- PROBLEM TO SOLVE
Repeat the listing below exactly as given.

- GIVEN RECORDS
"""
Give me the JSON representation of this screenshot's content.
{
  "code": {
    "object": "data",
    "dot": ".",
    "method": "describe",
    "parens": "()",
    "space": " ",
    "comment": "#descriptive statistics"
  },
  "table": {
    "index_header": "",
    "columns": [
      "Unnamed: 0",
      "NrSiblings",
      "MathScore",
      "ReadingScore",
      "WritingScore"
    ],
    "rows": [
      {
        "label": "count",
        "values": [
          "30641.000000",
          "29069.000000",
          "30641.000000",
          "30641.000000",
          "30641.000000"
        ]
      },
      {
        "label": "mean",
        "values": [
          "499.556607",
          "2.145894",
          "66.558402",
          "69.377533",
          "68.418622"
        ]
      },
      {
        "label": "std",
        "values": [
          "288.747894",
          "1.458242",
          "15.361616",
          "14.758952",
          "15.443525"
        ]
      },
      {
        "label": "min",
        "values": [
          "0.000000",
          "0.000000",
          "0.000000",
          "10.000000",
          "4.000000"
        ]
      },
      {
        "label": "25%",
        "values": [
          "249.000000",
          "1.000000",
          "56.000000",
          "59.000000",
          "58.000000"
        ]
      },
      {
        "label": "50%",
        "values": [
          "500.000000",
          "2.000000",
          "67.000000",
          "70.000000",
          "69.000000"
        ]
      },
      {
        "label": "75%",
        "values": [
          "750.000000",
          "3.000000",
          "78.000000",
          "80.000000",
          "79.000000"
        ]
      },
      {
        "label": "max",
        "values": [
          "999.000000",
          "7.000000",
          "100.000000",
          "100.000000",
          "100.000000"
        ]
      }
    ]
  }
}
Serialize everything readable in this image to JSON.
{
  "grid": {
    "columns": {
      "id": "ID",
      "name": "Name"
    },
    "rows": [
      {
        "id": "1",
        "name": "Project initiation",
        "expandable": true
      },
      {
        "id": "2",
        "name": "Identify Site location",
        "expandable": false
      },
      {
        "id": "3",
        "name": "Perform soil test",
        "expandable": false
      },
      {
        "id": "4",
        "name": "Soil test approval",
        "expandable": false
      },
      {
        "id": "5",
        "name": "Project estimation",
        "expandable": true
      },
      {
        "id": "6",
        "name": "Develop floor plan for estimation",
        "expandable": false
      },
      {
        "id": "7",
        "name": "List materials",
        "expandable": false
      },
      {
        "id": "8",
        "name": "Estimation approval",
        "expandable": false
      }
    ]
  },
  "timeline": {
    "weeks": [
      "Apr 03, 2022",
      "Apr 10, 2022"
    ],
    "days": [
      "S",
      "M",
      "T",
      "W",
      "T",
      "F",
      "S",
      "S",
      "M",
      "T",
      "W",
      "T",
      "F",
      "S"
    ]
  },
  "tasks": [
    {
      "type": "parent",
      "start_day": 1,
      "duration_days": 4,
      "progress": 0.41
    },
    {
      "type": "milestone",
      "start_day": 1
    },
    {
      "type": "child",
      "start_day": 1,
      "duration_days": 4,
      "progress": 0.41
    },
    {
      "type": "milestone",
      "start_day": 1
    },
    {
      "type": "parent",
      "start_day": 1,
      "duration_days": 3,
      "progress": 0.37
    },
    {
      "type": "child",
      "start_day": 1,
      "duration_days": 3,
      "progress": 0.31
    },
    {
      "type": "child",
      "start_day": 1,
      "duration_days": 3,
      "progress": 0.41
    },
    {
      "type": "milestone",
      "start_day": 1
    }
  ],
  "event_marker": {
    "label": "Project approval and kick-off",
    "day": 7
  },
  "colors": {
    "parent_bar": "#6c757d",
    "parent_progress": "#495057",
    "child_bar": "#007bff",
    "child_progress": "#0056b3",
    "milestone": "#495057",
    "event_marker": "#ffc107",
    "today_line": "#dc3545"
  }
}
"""
- WRITTEN RESPONSE
Give me the JSON representation of this screenshot's content.
{
  "code": {
    "object": "data",
    "dot": ".",
    "method": "describe",
    "parens": "()",
    "space": " ",
    "comment": "#descriptive statistics"
  },
  "table": {
    "index_header": "",
    "columns": [
      "Unnamed: 0",
      "NrSiblings",
      "MathScore",
      "ReadingScore",
      "WritingScore"
    ],
    "rows": [
      {
        "label": "count",
        "values": [
          "30641.000000",
          "29069.000000",
          "30641.000000",
          "30641.000000",
          "30641.000000"
        ]
      },
      {
        "label": "mean",
        "values": [
          "499.556607",
          "2.145894",
          "66.558402",
          "69.377533",
          "68.418622"
        ]
      },
      {
        "label": "std",
        "values": [
          "288.747894",
          "1.458242",
          "15.361616",
          "14.758952",
          "15.443525"
        ]
      },
      {
        "label": "min",
        "values": [
          "0.000000",
          "0.000000",
          "0.000000",
          "10.000000",
          "4.000000"
        ]
      },
      {
        "label": "25%",
        "values": [
          "249.000000",
          "1.000000",
          "56.000000",
          "59.000000",
          "58.000000"
        ]
      },
      {
        "label": "50%",
        "values": [
          "500.000000",
          "2.000000",
          "67.000000",
          "70.000000",
          "69.000000"
        ]
      },
      {
        "label": "75%",
        "values": [
          "750.000000",
          "3.000000",
          "78.000000",
          "80.000000",
          "79.000000"
        ]
      },
      {
        "label": "max",
        "values": [
          "999.000000",
          "7.000000",
          "100.000000",
          "100.000000",
          "100.000000"
        ]
      }
    ]
  }
}
Serialize everything readable in this image to JSON.
{
  "grid": {
    "columns": {
      "id": "ID",
      "name": "Name"
    },
    "rows": [
      {
        "id": "1",
        "name": "Project initiation",
        "expandable": true
      },
      {
        "id": "2",
        "name": "Identify Site location",
        "expandable": false
      },
      {
        "id": "3",
        "name": "Perform soil test",
        "expandable": false
      },
      {
        "id": "4",
        "name": "Soil test approval",
        "expandable": false
      },
      {
        "id": "5",
        "name": "Project estimation",
        "expandable": true
      },
      {
        "id": "6",
        "name": "Develop floor plan for estimation",
        "expandable": false
      },
      {
        "id": "7",
        "name": "List materials",
        "expandable": false
      },
      {
        "id": "8",
        "name": "Estimation approval",
        "expandable": false
      }
    ]
  },
  "timeline": {
    "weeks": [
      "Apr 03, 2022",
      "Apr 10, 2022"
    ],
    "days": [
      "S",
      "M",
      "T",
      "W",
      "T",
      "F",
      "S",
      "S",
      "M",
      "T",
      "W",
      "T",
      "F",
      "S"
    ]
  },
  "tasks": [
    {
      "type": "parent",
      "start_day": 1,
      "duration_days": 4,
      "progress": 0.41
    },
    {
      "type": "milestone",
      "start_day": 1
    },
    {
      "type": "child",
      "start_day": 1,
      "duration_days": 4,
      "progress": 0.41
    },
    {
      "type": "milestone",
      "start_day": 1
    },
    {
      "type": "parent",
      "start_day": 1,
      "duration_days": 3,
      "progress": 0.37
    },
    {
      "type": "child",
      "start_day": 1,
      "duration_days": 3,
      "progress": 0.31
    },
    {
      "type": "child",
      "start_day": 1,
      "duration_days": 3,
      "progress": 0.41
    },
    {
      "type": "milestone",
      "start_day": 1
    }
  ],
  "event_marker": {
    "label": "Project approval and kick-off",
    "day": 7
  },
  "colors": {
    "parent_bar": "#6c757d",
    "parent_progress": "#495057",
    "child_bar": "#007bff",
    "child_progress": "#0056b3",
    "milestone": "#495057",
    "event_marker": "#ffc107",
    "today_line": "#dc3545"
  }
}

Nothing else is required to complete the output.